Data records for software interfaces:

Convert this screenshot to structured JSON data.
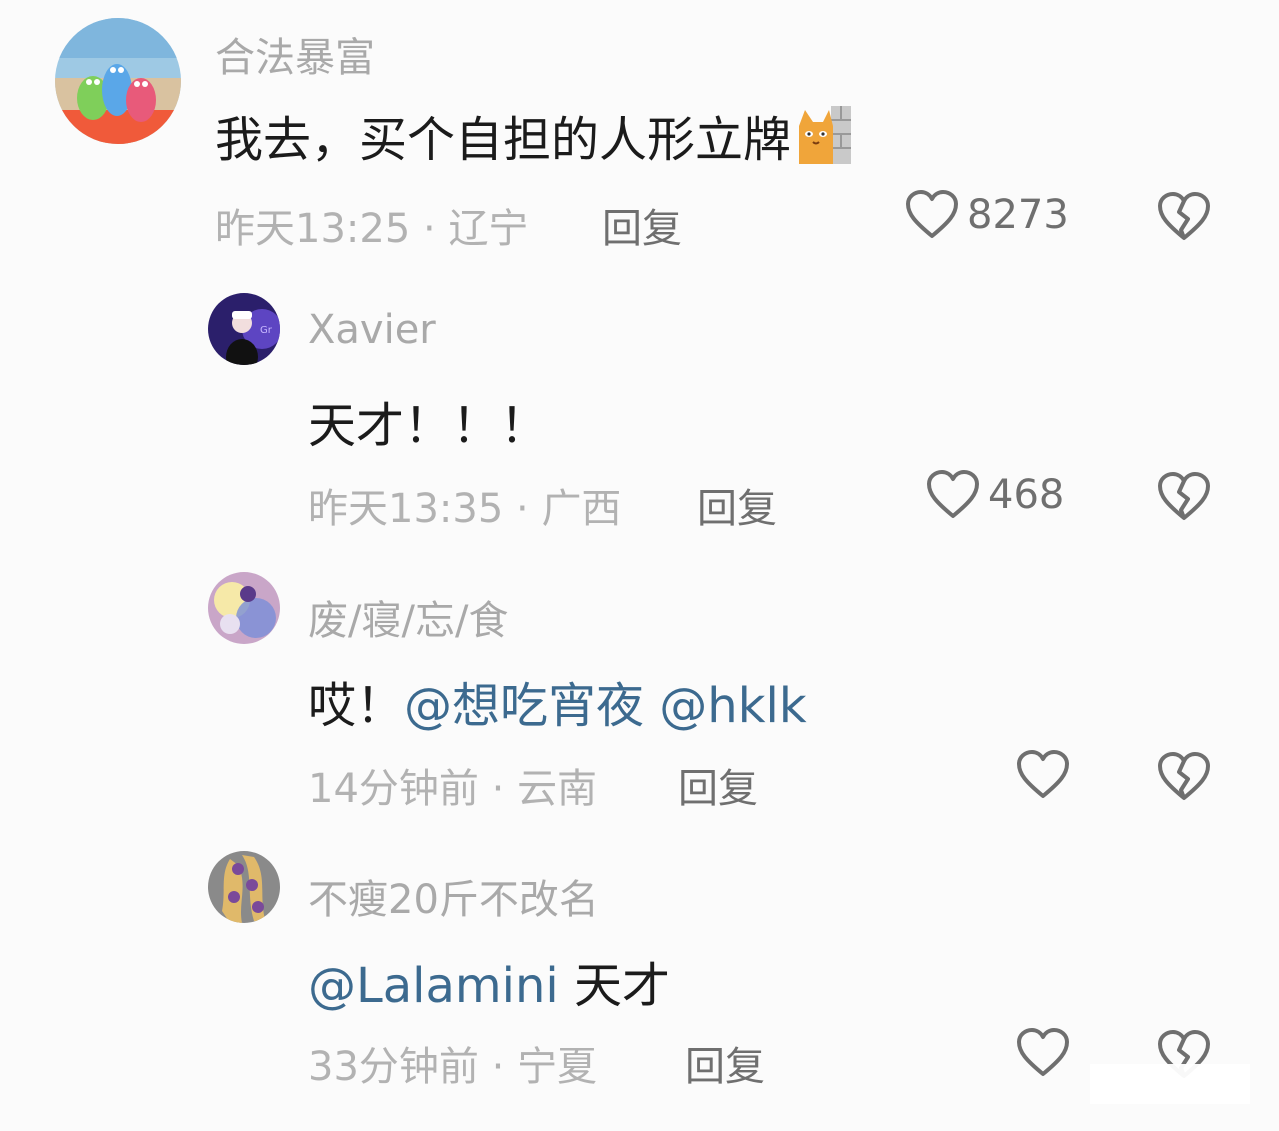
{
  "comments": [
    {
      "username": "合法暴富",
      "text": "我去，买个自担的人形立牌",
      "emoji": "cat-wall-emoji",
      "time": "昨天13:25",
      "separator": " · ",
      "location": "辽宁",
      "reply_label": "回复",
      "likes": "8273"
    },
    {
      "username": "Xavier",
      "text": "天才！！！",
      "time": "昨天13:35",
      "separator": " · ",
      "location": "广西",
      "reply_label": "回复",
      "likes": "468"
    },
    {
      "username": "废/寝/忘/食",
      "text_prefix": "哎！",
      "mention1": "@想吃宵夜",
      "mention2": "@hklk",
      "time": "14分钟前",
      "separator": " · ",
      "location": "云南",
      "reply_label": "回复",
      "likes": ""
    },
    {
      "username": "不瘦20斤不改名",
      "mention1": "@Lalamini",
      "text_suffix": " 天才",
      "time": "33分钟前",
      "separator": " · ",
      "location": "宁夏",
      "reply_label": "回复",
      "likes": ""
    }
  ],
  "icons": {
    "like": "heart-outline-icon",
    "dislike": "broken-heart-icon"
  },
  "colors": {
    "username": "#a9a9a9",
    "text": "#1b1b1b",
    "mention": "#3c6a8f",
    "meta": "#b2b2b2",
    "action": "#6f6f6f"
  }
}
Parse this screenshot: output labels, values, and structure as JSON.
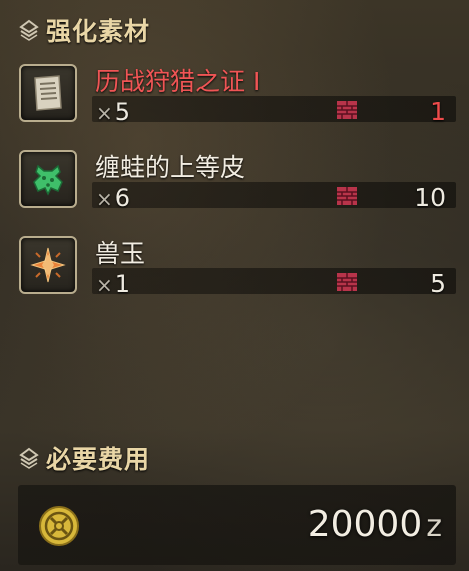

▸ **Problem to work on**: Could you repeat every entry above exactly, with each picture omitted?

▸ **Output**:
Convert this screenshot to structured JSON data.
{
  "comments": [
    {
      "username": "合法暴富",
      "text": "我去，买个自担的人形立牌",
      "emoji": "cat-wall-emoji",
      "time": "昨天13:25",
      "separator": " · ",
      "location": "辽宁",
      "reply_label": "回复",
      "likes": "8273"
    },
    {
      "username": "Xavier",
      "text": "天才！！！",
      "time": "昨天13:35",
      "separator": " · ",
      "location": "广西",
      "reply_label": "回复",
      "likes": "468"
    },
    {
      "username": "废/寝/忘/食",
      "text_prefix": "哎！",
      "mention1": "@想吃宵夜",
      "mention2": "@hklk",
      "time": "14分钟前",
      "separator": " · ",
      "location": "云南",
      "reply_label": "回复",
      "likes": ""
    },
    {
      "username": "不瘦20斤不改名",
      "mention1": "@Lalamini",
      "text_suffix": " 天才",
      "time": "33分钟前",
      "separator": " · ",
      "location": "宁夏",
      "reply_label": "回复",
      "likes": ""
    }
  ],
  "icons": {
    "like": "heart-outline-icon",
    "dislike": "broken-heart-icon"
  },
  "colors": {
    "username": "#a9a9a9",
    "text": "#1b1b1b",
    "mention": "#3c6a8f",
    "meta": "#b2b2b2",
    "action": "#6f6f6f"
  }
}
Parse this screenshot: output labels, values, and structure as JSON.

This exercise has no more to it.